I believe everything happens for a reason. Reflecting back on my life, I can clearly see the steps that have brought me to this point. Today, as I sit in my office and hear the hum of the children busy at work, my heart fills with joy and gratitude. It has not been an easy journey. In fact, most of it has been very hard as I struggled against odds to keep Montessori in its purest form.

I was introduced to Montessori whilst pregnant with my first child. Since then it has been my philosophy for life, gently guiding me and keeping me anchored through all the storms that I have weathered. We have lived in several parts of the world and in each, I have carried my beliefs, fine tuning my understanding of Montessori and, spreading it only in it’s purest form.

Back in the USA, after a five-year stint in Indonesia where I had been running a Montessori teacher-training center, I opened one in the basement of our home.
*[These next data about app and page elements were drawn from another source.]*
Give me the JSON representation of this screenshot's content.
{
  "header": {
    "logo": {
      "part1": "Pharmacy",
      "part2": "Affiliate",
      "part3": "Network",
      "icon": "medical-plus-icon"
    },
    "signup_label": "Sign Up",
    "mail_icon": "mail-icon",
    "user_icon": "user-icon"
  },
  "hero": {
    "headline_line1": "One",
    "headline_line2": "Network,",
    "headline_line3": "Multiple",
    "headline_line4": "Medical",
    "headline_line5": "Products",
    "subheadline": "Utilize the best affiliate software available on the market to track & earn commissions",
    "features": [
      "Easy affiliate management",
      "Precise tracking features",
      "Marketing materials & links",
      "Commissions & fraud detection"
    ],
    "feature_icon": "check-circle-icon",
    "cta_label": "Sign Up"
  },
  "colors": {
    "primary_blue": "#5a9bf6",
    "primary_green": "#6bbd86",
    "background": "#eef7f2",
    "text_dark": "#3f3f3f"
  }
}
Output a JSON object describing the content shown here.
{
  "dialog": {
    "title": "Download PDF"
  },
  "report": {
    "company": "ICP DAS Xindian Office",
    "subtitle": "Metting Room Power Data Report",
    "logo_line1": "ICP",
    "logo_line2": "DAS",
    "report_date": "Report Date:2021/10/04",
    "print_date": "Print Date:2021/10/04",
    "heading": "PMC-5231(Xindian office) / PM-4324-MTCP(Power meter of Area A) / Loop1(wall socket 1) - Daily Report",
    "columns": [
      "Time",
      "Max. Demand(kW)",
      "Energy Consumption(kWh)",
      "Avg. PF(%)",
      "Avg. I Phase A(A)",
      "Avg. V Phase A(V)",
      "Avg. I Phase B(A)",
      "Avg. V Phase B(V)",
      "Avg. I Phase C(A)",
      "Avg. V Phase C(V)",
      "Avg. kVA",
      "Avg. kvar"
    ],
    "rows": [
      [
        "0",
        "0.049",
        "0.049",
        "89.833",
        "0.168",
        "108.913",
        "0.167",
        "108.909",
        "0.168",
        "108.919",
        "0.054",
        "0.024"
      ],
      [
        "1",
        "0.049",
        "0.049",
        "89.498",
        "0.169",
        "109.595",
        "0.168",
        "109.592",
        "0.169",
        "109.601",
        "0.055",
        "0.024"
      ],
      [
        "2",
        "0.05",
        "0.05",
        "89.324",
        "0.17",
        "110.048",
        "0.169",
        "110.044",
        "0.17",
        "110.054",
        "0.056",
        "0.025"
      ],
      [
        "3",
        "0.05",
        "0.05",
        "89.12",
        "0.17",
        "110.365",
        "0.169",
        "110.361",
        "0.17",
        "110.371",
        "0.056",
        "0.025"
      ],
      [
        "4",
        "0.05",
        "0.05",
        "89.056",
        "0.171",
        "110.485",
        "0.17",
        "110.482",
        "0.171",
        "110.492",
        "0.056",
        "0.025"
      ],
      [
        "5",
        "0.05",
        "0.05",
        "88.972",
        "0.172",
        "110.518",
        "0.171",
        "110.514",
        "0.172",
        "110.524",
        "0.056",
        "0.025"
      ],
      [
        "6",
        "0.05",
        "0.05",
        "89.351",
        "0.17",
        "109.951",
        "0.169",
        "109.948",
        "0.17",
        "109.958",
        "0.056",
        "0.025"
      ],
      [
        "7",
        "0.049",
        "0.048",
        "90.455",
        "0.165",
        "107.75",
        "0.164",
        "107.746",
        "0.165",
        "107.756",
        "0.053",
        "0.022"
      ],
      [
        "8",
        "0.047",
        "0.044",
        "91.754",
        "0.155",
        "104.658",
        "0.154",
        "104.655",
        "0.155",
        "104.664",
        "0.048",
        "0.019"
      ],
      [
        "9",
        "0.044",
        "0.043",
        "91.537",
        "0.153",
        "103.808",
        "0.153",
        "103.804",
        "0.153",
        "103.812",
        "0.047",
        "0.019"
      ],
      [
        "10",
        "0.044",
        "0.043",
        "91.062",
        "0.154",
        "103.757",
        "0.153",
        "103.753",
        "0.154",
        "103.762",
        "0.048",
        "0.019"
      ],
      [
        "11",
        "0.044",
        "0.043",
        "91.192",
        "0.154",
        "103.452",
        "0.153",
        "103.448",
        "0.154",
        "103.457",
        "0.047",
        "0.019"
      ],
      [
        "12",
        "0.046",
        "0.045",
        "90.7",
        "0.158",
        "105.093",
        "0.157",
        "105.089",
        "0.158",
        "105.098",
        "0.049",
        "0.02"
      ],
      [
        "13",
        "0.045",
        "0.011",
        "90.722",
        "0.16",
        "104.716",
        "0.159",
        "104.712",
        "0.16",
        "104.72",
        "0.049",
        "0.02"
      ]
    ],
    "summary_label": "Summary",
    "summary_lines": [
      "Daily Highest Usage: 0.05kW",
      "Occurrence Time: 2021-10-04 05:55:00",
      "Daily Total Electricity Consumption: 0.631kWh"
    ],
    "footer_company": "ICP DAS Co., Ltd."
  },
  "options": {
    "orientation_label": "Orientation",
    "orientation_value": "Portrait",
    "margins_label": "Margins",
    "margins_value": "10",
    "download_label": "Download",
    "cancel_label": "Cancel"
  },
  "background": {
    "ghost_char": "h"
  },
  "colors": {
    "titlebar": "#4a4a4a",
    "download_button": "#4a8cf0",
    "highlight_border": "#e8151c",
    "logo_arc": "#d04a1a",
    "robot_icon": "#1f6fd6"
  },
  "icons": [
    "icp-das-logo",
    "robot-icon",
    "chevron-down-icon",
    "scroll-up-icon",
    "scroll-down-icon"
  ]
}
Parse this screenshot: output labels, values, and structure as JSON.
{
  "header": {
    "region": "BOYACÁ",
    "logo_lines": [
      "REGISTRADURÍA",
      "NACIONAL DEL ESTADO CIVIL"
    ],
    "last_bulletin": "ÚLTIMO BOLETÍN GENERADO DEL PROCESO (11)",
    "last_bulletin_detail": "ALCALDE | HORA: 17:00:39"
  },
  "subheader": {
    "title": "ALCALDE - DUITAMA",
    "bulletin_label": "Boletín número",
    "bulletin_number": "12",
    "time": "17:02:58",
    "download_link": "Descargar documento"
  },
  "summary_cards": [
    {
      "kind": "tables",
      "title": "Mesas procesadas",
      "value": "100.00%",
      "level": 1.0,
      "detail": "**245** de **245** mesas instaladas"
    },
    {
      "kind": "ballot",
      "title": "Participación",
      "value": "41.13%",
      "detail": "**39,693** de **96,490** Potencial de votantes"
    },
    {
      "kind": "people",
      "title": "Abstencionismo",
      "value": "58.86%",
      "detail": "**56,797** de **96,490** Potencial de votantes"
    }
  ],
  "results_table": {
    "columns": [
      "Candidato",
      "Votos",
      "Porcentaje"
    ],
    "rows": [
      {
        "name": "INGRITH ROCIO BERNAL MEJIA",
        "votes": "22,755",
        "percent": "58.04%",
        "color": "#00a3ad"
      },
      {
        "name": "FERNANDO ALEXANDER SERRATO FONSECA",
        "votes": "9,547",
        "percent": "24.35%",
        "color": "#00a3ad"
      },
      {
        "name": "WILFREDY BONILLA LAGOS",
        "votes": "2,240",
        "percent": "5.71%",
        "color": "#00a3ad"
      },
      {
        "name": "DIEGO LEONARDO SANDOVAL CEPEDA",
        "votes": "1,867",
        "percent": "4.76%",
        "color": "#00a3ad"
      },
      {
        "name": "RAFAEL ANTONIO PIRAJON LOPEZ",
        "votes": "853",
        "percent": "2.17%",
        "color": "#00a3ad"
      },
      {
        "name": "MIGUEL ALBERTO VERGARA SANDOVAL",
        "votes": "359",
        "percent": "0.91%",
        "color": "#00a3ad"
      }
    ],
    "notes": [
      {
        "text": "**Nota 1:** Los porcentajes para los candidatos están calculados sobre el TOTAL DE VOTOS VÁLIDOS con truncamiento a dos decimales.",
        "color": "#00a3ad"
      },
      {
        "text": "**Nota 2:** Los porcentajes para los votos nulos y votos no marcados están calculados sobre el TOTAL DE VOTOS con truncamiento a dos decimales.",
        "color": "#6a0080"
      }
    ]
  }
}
Within the first year of operation, our center received its non-profit status, accreditation from MACTE and, soon after, Title IV recognition. The students that I trained loved the atmosphere of being in a home, felt very nurtured and often called it “the womb”.

The problems began when they completed the academic portion of their training and went out to do their internship. None of the schools met the standards to which they had been trained and they often returned to me telling me about their frustrations. I always encouraged them to “work it out” and that every experience, no matter how negative, provided one with an opportunity to learn. However, I could see that I was failing them. For their training to be complete they needed to see and work in classrooms that followed the philosophy and methodology as they had been taught.